-- Input records follows --

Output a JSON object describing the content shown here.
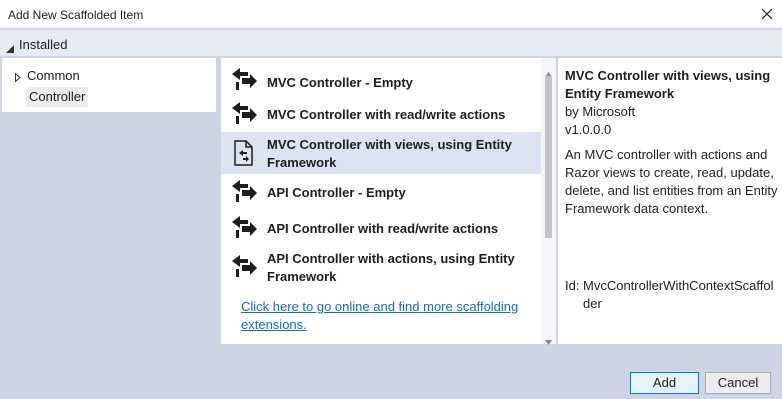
{
  "window": {
    "title": "Add New Scaffolded Item",
    "close_icon": "close-icon"
  },
  "installed": {
    "label": "Installed"
  },
  "tree": {
    "items": [
      {
        "label": "Common",
        "expandable": true
      },
      {
        "label": "Controller",
        "selected": true
      }
    ]
  },
  "templates": {
    "items": [
      {
        "label": "MVC Controller - Empty",
        "icon": "controller-icon"
      },
      {
        "label": "MVC Controller with read/write actions",
        "icon": "controller-icon"
      },
      {
        "label": "MVC Controller with views, using Entity Framework",
        "icon": "controller-views-icon",
        "selected": true
      },
      {
        "label": "API Controller - Empty",
        "icon": "controller-icon"
      },
      {
        "label": "API Controller with read/write actions",
        "icon": "controller-icon"
      },
      {
        "label": "API Controller with actions, using Entity Framework",
        "icon": "controller-icon"
      }
    ],
    "online_link": "Click here to go online and find more scaffolding extensions."
  },
  "details": {
    "title": "MVC Controller with views, using Entity Framework",
    "author": "by Microsoft",
    "version": "v1.0.0.0",
    "description": "An MVC controller with actions and Razor views to create, read, update, delete, and list entities from an Entity Framework data context.",
    "id_label": "Id:",
    "id_value": "MvcControllerWithContextScaffolder"
  },
  "buttons": {
    "add": "Add",
    "cancel": "Cancel"
  },
  "colors": {
    "dialog_bg": "#ced4e4",
    "selected_bg": "#dde3f3",
    "link": "#0e70c0"
  }
}
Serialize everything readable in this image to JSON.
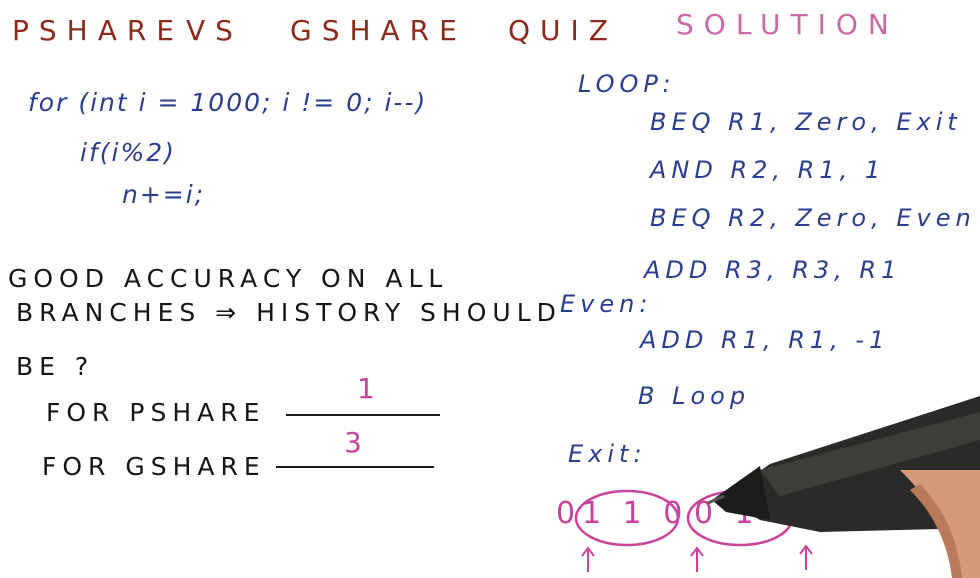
{
  "title": {
    "part1": "PSHARE",
    "part2": "VS",
    "part3": "GSHARE",
    "part4": "QUIZ",
    "part5": "SOLUTION"
  },
  "code": {
    "line1": "for (int i = 1000; i != 0; i--)",
    "line2": "if(i%2)",
    "line3": "n+=i;"
  },
  "question": {
    "line1": "GOOD ACCURACY ON ALL",
    "line2": "BRANCHES ⇒ HISTORY SHOULD",
    "line3": "BE ?",
    "pshare_label": "FOR PSHARE",
    "pshare_answer": "1",
    "gshare_label": "FOR GSHARE",
    "gshare_answer": "3"
  },
  "assembly": {
    "loop_label": "LOOP:",
    "instr1": "BEQ  R1, Zero, Exit",
    "instr2": "AND  R2, R1, 1",
    "instr3": "BEQ  R2, Zero, Even",
    "instr4": "ADD  R3, R3, R1",
    "even_label": "Even:",
    "instr5": "ADD  R1, R1, -1",
    "instr6": "B  Loop",
    "exit_label": "Exit:"
  },
  "history": {
    "lead": "0",
    "group1": "1 1 0",
    "group2": "0 1",
    "tail": "0 1 1 0 0 1"
  },
  "colors": {
    "title_dark": "#8b2b1e",
    "title_pink": "#c86aa6",
    "code_blue": "#2b3d8f",
    "question_dark": "#151515",
    "answer_pink": "#c8439a"
  }
}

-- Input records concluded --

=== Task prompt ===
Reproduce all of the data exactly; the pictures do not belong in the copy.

=== Result of the task ===
Output a JSON object describing the content shown here.
{
  "window": {
    "title": "Add New Scaffolded Item",
    "close_icon": "close-icon"
  },
  "installed": {
    "label": "Installed"
  },
  "tree": {
    "items": [
      {
        "label": "Common",
        "expandable": true
      },
      {
        "label": "Controller",
        "selected": true
      }
    ]
  },
  "templates": {
    "items": [
      {
        "label": "MVC Controller - Empty",
        "icon": "controller-icon"
      },
      {
        "label": "MVC Controller with read/write actions",
        "icon": "controller-icon"
      },
      {
        "label": "MVC Controller with views, using Entity Framework",
        "icon": "controller-views-icon",
        "selected": true
      },
      {
        "label": "API Controller - Empty",
        "icon": "controller-icon"
      },
      {
        "label": "API Controller with read/write actions",
        "icon": "controller-icon"
      },
      {
        "label": "API Controller with actions, using Entity Framework",
        "icon": "controller-icon"
      }
    ],
    "online_link": "Click here to go online and find more scaffolding extensions."
  },
  "details": {
    "title": "MVC Controller with views, using Entity Framework",
    "author": "by Microsoft",
    "version": "v1.0.0.0",
    "description": "An MVC controller with actions and Razor views to create, read, update, delete, and list entities from an Entity Framework data context.",
    "id_label": "Id:",
    "id_value": "MvcControllerWithContextScaffolder"
  },
  "buttons": {
    "add": "Add",
    "cancel": "Cancel"
  },
  "colors": {
    "dialog_bg": "#ced4e4",
    "selected_bg": "#dde3f3",
    "link": "#0e70c0"
  }
}
Serialize everything readable in this image to JSON.
{
  "title": {
    "part1": "PSHARE",
    "part2": "VS",
    "part3": "GSHARE",
    "part4": "QUIZ",
    "part5": "SOLUTION"
  },
  "code": {
    "line1": "for (int i = 1000; i != 0; i--)",
    "line2": "if(i%2)",
    "line3": "n+=i;"
  },
  "question": {
    "line1": "GOOD ACCURACY ON ALL",
    "line2": "BRANCHES ⇒ HISTORY SHOULD",
    "line3": "BE ?",
    "pshare_label": "FOR PSHARE",
    "pshare_answer": "1",
    "gshare_label": "FOR GSHARE",
    "gshare_answer": "3"
  },
  "assembly": {
    "loop_label": "LOOP:",
    "instr1": "BEQ  R1, Zero, Exit",
    "instr2": "AND  R2, R1, 1",
    "instr3": "BEQ  R2, Zero, Even",
    "instr4": "ADD  R3, R3, R1",
    "even_label": "Even:",
    "instr5": "ADD  R1, R1, -1",
    "instr6": "B  Loop",
    "exit_label": "Exit:"
  },
  "history": {
    "lead": "0",
    "group1": "1 1 0",
    "group2": "0 1",
    "tail": "0 1 1 0 0 1"
  },
  "colors": {
    "title_dark": "#8b2b1e",
    "title_pink": "#c86aa6",
    "code_blue": "#2b3d8f",
    "question_dark": "#151515",
    "answer_pink": "#c8439a"
  }
}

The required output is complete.